Northern Rescue review is a rather melodramatic family drama that wants to be like ‘This Is Us’ but looks more like some of the more unrealistic soap operas that are on our screens. This is a shame since there are some good ideas the show explores with regard to modern parenting. This genre, however, is relatively saturated and there are so many other good choices available that ‘Northern Rescue’ doesn’t do enough to stand out in a crowded field. Following is my Northern Rescue review.

After an expository opening introduction from daughter Maddie, viewers are introduced to the remainder of the West family. This apparently perfect family unit is upended when mother Sarah dies, leaving husband John to raise their three children: Scout, Maddie and Taylor. At the end of the first episode the family moves to a small town where the remainder of the story takes place.

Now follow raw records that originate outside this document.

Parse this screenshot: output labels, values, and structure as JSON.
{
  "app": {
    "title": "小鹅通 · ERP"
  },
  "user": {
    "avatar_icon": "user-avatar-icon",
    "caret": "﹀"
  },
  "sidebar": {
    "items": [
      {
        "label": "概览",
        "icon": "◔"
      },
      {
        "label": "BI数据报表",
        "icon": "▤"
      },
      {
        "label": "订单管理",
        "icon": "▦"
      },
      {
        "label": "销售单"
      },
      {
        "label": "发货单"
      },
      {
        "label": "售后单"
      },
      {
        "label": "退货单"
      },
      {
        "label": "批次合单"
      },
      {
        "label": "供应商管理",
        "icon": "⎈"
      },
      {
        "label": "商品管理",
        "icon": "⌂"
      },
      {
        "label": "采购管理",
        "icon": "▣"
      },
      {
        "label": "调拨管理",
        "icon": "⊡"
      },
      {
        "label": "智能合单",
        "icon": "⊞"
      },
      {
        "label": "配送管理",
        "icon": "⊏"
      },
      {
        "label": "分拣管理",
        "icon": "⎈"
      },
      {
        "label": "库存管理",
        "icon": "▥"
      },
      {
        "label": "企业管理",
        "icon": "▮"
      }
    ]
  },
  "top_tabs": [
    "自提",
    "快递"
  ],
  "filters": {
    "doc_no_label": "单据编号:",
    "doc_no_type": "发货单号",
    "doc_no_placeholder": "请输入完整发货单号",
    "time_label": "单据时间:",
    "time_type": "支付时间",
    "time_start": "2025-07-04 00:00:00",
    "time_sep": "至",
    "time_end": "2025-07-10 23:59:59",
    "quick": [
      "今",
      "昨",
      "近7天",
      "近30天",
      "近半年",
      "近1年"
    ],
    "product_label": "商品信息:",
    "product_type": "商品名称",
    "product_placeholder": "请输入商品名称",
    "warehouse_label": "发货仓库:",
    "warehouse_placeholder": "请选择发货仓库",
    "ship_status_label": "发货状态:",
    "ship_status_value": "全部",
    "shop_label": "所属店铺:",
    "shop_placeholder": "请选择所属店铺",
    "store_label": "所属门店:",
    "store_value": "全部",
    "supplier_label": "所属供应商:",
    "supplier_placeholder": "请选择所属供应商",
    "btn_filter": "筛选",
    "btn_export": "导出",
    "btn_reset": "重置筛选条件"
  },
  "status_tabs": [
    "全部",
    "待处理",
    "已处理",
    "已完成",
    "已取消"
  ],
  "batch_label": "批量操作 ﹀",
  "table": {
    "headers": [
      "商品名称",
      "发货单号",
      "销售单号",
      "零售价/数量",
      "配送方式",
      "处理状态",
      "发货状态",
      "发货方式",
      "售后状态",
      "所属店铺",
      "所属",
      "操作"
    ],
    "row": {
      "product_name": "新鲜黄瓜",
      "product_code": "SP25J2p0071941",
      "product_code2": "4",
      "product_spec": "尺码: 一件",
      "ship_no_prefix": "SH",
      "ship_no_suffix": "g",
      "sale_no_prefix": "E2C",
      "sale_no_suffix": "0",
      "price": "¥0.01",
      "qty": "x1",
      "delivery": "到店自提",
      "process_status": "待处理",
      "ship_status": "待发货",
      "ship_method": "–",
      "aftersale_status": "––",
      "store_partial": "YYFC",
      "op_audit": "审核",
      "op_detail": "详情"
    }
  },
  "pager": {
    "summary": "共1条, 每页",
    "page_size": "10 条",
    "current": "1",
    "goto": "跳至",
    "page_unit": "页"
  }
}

The plot essentially revolves around how the children struggle to adapt to their new lives. There are also dark secrets from the past to deal with along with each of the children’s individual problems. Scout needs to adjust to life without his girlfriend and to stay out of trouble, Maddie has anger issues (and keeps that dark secret) while Taylor feels the pressure of being the new kid in school.

While these subplots play out, husband John, who is a Search and Rescue commander, deals with issues that come from raising his three children alone while also having to undertake a different emergency rescue operation each episode. This leads to various dramatic episodes that keep things interesting.

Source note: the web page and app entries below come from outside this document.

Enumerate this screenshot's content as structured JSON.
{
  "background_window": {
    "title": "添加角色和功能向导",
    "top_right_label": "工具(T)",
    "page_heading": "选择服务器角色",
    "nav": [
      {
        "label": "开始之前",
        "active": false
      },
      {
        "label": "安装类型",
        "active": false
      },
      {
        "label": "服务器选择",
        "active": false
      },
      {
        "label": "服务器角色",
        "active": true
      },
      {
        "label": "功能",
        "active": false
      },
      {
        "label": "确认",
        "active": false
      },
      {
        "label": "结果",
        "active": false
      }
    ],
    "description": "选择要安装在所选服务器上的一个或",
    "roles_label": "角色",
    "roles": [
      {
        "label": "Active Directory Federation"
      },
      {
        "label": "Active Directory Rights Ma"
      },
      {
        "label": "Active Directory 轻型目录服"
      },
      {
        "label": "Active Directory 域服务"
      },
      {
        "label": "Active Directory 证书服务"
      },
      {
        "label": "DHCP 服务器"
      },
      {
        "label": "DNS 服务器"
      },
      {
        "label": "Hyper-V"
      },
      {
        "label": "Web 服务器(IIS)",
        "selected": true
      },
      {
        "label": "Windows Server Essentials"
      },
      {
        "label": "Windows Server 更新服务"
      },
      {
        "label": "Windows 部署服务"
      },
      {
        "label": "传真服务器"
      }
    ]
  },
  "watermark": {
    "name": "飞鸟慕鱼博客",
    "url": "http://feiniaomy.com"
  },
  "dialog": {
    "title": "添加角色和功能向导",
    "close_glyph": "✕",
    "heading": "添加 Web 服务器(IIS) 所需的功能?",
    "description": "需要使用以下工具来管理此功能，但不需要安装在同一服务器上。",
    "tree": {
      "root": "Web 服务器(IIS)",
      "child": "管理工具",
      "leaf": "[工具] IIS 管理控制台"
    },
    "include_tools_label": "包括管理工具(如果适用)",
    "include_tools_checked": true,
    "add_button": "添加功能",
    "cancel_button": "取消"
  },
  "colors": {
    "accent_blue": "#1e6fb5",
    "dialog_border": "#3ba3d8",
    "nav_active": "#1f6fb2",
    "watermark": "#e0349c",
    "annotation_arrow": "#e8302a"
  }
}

While the storylines in Northern Rescue are not terrible, and sometimes even enjoyable, especially later in the series when things get really dramatic, the acting and general tone of the series lets it down badly. The show can’t seem to decide the story it wants to tell and swings between the three subplots involving the children and struggling dad John’s issues.

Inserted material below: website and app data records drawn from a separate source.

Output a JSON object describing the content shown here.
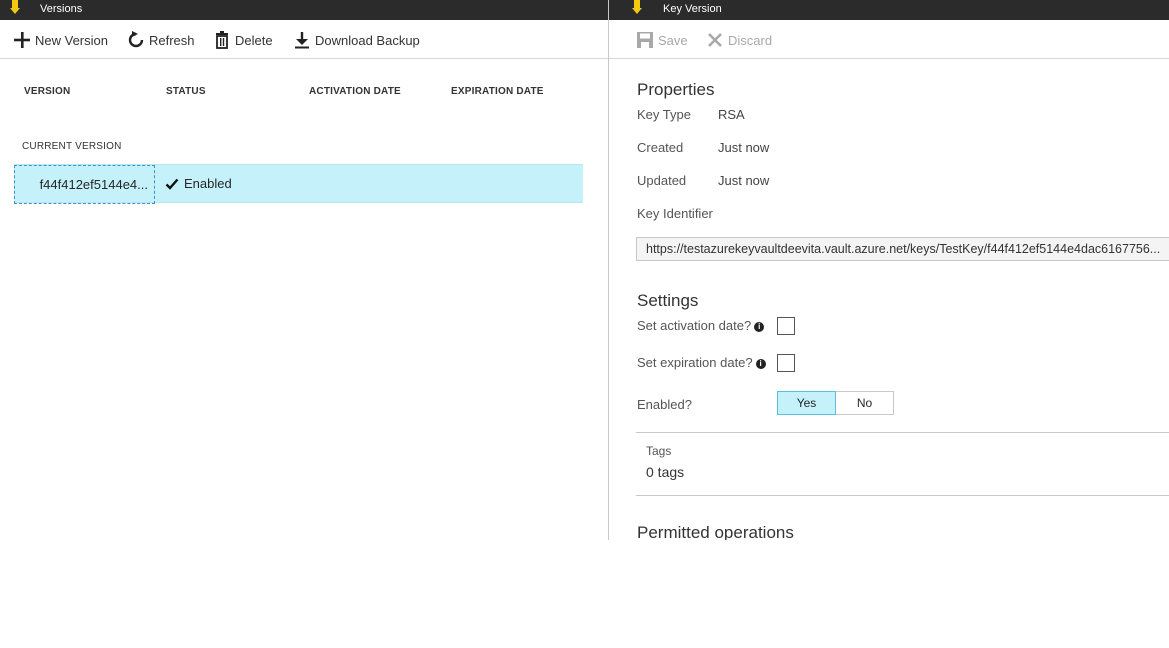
{
  "left_blade": {
    "title": "Versions",
    "toolbar": {
      "new_version": "New Version",
      "refresh": "Refresh",
      "delete": "Delete",
      "download_backup": "Download Backup"
    },
    "columns": [
      "VERSION",
      "STATUS",
      "ACTIVATION DATE",
      "EXPIRATION DATE"
    ],
    "group_label": "CURRENT VERSION",
    "rows": [
      {
        "version": "f44f412ef5144e4...",
        "status": "Enabled"
      }
    ]
  },
  "right_blade": {
    "title": "Key Version",
    "toolbar": {
      "save": "Save",
      "discard": "Discard"
    },
    "properties": {
      "title": "Properties",
      "key_type_label": "Key Type",
      "key_type_value": "RSA",
      "created_label": "Created",
      "created_value": "Just now",
      "updated_label": "Updated",
      "updated_value": "Just now",
      "key_identifier_label": "Key Identifier",
      "key_identifier_value": "https://testazurekeyvaultdeevita.vault.azure.net/keys/TestKey/f44f412ef5144e4dac6167756..."
    },
    "settings": {
      "title": "Settings",
      "activation_label": "Set activation date?",
      "expiration_label": "Set expiration date?",
      "enabled_label": "Enabled?",
      "enabled_yes": "Yes",
      "enabled_no": "No",
      "enabled_selected": "Yes"
    },
    "tags": {
      "label": "Tags",
      "value": "0 tags"
    },
    "permitted_operations": {
      "title": "Permitted operations"
    }
  },
  "colors": {
    "titlebar": "#2b2b2b",
    "pin": "#f2c811",
    "selected_row": "#c5f1fb",
    "focus_border": "#3a93c7"
  }
}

Northern Rescue could have been Netflix’s big family drama hit and while it tries to reach the quality of shows like This Is Us or Modern Family, it is much closer to a cliched cable series. It is simply too predictable in the way it explores its themes. In the end it’s neither a particularly bad nor especially good family drama series with too much predictable melodrama and some especially bad acting not helping to raise it above the merely mediocre.